Fermented herring is a Scandinavian delicacy. It could be indelicately described as rotten fish, but you should not say that in Sweden, where it is prized. Surströmming is kept in cans and served at parties specifically arranged for eating it. Such an event is called a surströmmingsskiva.
Fermented herring is most popular in Sweden, but it is eaten occasionally in Norway. Cans of it may, if left too long, swell as the fish ferment. This caused a problem in a rural home in northern Norway, where a can dating back to 1990 was wedged in the rafters. The can has swelled so much that it’s lifting up the roof.
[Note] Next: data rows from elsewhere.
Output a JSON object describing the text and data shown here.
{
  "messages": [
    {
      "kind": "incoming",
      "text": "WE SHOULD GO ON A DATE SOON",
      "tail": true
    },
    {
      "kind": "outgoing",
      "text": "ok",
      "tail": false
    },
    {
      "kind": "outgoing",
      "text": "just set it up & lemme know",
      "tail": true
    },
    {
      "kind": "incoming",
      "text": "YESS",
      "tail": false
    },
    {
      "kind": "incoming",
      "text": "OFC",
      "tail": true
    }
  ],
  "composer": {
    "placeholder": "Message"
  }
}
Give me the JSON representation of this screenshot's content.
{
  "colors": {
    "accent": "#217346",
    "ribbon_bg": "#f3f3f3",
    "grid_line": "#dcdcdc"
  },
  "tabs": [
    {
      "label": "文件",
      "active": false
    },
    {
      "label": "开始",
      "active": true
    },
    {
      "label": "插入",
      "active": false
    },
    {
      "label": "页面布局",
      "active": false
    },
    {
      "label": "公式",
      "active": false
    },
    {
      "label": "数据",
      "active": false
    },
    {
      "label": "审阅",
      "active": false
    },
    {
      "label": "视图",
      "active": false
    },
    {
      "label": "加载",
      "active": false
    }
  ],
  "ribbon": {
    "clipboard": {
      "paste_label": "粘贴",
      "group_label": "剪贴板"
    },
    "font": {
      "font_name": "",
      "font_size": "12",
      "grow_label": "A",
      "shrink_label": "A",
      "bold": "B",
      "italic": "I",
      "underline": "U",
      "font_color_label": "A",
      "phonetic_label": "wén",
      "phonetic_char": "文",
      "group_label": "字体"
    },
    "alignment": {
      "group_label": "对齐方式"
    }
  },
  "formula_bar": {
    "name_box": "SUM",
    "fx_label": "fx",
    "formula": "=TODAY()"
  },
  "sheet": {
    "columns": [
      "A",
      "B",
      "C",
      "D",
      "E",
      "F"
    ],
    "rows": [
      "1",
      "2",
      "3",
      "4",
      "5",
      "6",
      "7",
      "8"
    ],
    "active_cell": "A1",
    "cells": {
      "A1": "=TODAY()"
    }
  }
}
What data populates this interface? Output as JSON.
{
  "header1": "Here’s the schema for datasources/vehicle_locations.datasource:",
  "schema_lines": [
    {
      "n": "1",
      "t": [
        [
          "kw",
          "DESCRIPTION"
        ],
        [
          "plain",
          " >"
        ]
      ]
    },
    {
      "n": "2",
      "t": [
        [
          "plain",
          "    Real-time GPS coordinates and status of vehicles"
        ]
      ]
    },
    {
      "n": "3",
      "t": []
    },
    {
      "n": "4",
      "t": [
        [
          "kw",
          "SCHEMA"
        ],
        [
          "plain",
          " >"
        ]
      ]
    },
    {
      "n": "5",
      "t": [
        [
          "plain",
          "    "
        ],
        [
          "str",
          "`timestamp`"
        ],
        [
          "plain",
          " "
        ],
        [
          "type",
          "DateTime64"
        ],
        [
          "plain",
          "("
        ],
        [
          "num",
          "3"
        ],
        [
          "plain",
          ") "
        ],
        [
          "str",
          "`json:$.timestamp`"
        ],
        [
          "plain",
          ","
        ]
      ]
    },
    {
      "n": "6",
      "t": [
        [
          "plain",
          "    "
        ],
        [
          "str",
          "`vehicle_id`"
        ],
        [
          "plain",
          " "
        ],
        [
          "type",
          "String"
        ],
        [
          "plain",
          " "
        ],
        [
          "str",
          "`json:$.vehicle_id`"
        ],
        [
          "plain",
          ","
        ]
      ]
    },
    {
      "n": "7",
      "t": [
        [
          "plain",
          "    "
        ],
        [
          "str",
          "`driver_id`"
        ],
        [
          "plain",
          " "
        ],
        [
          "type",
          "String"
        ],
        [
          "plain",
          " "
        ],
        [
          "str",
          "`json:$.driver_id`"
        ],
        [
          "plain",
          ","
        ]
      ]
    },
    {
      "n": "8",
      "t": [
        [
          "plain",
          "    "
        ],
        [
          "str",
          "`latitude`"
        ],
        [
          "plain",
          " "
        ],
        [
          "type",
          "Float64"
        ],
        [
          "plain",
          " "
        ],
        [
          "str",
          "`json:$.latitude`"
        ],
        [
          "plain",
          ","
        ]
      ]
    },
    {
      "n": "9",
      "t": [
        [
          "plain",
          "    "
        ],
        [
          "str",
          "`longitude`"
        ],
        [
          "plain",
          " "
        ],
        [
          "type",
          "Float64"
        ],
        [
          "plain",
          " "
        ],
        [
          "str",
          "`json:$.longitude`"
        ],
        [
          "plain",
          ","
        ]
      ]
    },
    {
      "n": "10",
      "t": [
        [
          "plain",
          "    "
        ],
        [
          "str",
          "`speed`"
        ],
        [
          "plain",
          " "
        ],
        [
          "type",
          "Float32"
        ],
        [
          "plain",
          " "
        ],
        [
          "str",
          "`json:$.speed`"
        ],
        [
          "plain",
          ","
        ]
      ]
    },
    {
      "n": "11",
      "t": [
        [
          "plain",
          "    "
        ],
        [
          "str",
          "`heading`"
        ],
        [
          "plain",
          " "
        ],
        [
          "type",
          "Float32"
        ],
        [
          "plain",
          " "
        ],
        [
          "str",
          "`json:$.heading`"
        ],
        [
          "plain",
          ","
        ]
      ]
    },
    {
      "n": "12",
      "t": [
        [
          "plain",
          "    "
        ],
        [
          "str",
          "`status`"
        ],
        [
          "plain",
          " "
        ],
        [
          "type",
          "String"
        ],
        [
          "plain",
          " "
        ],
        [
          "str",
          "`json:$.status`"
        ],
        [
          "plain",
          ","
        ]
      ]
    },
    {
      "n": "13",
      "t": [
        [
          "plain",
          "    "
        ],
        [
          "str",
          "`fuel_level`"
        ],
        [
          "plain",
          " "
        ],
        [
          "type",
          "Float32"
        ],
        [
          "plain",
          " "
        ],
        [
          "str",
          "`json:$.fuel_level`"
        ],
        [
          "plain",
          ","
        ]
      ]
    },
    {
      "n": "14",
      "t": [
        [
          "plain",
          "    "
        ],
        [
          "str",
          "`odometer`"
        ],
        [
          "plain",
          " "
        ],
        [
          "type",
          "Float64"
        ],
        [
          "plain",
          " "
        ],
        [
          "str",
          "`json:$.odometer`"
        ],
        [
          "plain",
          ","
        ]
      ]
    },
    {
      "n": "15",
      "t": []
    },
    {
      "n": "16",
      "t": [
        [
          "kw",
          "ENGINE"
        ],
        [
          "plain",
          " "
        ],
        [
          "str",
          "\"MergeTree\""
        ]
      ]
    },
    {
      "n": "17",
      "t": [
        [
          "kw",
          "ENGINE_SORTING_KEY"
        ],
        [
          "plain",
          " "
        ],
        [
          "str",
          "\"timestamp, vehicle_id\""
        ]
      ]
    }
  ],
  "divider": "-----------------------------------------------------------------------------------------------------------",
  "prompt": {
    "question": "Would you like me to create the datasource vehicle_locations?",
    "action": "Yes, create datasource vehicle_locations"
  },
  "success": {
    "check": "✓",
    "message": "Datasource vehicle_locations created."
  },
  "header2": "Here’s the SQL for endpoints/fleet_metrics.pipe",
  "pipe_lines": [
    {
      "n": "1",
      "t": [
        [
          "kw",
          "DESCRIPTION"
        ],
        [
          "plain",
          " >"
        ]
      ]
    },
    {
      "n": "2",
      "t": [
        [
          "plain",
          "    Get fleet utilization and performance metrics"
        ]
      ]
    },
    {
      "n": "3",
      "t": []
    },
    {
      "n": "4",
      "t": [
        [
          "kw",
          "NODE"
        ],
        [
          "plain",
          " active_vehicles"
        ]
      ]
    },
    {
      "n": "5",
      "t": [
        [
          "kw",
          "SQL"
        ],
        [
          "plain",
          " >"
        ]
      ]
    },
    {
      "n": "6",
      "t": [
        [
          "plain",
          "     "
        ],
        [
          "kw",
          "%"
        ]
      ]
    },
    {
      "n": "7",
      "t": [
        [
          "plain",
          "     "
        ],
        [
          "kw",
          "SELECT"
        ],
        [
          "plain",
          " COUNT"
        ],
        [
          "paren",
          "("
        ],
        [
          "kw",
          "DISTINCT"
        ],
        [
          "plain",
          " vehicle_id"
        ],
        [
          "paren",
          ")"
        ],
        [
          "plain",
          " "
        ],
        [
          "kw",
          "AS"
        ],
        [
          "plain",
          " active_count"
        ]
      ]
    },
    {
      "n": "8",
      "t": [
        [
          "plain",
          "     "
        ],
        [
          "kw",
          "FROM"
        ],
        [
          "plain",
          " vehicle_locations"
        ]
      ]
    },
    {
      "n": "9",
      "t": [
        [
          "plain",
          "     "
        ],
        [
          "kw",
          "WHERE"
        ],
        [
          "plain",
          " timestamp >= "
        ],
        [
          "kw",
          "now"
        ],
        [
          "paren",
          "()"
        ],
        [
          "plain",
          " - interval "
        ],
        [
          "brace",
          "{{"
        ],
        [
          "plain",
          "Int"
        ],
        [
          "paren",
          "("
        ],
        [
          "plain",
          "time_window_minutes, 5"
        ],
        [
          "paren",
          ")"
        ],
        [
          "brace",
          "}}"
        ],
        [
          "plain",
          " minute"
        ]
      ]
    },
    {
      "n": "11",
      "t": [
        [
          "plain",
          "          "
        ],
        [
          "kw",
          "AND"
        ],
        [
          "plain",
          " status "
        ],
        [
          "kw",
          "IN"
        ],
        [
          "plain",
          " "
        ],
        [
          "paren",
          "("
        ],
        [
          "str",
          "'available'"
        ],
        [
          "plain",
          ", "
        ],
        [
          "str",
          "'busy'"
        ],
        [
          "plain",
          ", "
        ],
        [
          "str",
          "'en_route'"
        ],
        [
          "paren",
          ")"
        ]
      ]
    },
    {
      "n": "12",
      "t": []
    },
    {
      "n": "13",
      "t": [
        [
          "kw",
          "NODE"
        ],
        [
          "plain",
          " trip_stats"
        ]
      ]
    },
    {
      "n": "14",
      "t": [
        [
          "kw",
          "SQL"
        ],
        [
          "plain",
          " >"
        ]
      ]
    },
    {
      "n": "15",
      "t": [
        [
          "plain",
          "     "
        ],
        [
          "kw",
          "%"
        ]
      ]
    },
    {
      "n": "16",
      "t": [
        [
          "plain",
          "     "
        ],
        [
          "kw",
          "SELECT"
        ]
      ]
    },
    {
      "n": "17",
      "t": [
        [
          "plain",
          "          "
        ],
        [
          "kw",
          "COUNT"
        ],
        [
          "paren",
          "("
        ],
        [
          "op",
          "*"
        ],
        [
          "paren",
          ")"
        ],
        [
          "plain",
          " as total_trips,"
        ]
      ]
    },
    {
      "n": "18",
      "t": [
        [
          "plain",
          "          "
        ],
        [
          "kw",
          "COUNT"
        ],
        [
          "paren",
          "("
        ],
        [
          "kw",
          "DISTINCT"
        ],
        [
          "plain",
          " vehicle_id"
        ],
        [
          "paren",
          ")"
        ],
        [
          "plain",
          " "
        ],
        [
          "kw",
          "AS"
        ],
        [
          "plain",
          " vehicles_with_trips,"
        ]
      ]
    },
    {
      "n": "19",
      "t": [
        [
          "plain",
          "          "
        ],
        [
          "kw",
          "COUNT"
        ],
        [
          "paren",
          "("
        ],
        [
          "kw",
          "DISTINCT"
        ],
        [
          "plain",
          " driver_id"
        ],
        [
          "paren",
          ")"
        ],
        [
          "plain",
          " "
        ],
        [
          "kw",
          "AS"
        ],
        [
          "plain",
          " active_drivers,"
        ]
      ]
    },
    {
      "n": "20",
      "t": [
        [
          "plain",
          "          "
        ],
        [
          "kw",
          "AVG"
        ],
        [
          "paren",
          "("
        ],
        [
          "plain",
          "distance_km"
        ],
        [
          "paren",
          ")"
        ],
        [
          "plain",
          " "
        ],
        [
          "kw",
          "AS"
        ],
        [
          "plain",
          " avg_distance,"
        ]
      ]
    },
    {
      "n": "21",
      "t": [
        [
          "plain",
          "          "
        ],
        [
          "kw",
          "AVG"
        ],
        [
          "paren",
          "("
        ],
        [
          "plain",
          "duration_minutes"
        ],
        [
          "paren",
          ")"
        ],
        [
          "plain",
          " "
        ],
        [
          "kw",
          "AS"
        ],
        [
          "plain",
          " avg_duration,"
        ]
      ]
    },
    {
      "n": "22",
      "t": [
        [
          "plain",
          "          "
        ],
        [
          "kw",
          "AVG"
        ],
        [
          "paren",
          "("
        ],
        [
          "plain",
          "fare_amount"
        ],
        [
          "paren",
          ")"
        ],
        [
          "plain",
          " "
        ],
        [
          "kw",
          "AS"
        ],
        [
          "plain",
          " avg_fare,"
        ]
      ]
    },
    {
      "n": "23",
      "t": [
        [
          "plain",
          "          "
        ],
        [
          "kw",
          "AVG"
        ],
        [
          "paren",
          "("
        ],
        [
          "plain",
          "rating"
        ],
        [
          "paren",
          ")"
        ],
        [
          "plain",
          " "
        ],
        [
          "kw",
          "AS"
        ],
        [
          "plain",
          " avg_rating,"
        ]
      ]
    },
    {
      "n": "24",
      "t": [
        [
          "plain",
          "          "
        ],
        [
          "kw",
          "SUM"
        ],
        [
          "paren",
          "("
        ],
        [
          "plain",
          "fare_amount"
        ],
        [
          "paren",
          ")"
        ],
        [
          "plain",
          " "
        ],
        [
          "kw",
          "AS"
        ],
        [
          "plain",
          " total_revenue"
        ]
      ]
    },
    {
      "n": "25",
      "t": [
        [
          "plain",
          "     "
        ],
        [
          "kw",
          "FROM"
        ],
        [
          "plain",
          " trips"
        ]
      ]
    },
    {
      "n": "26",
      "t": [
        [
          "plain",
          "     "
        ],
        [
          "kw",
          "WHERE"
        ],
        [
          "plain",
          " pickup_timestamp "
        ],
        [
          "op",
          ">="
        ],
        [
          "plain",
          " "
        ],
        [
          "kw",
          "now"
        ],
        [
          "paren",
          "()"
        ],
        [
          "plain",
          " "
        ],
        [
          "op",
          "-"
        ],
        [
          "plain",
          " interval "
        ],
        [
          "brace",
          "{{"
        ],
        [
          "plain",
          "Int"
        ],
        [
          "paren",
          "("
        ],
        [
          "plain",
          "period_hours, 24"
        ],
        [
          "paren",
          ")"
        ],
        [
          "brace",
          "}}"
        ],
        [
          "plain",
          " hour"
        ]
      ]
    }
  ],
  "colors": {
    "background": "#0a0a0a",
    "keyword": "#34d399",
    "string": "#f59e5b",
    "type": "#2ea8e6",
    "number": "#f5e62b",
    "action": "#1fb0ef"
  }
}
The owners would like to remove the can, but are afraid that if they mishandle it, the can will explode, sending bits of the notoriously noxious food everywhere. So they called in Ruben Madsen, an expert on the disarming of surströmming. Madsen assured the homeowners that the danger was slight. The Local reports:
Despite initial fears expressed by Haugen and others, surströmming expert Madsen said the aging can of herring poses no danger to the public.
"There really isn't any risk for an explosion. Of course, some fermented herring might come spurting out when we open it. And yes, it will smell," he said. […]
Madsen explained that he gets "two or three calls a year" from people who have found old cans of fermented herring and don't know what to do with them.
However, the discovery of the can in Norway has the fermented herring aficionado's mouth watering at the prospect of tasting surströmming that's been aged to perfection over the past 25 years.
"I have my own collection of vintage surströmming with several cans that are more than 15 years old," he said.
"The taste certainly gets richer with age. The longer you wait to open a can, the more complex the flora of tastes you get."
-via David Thompson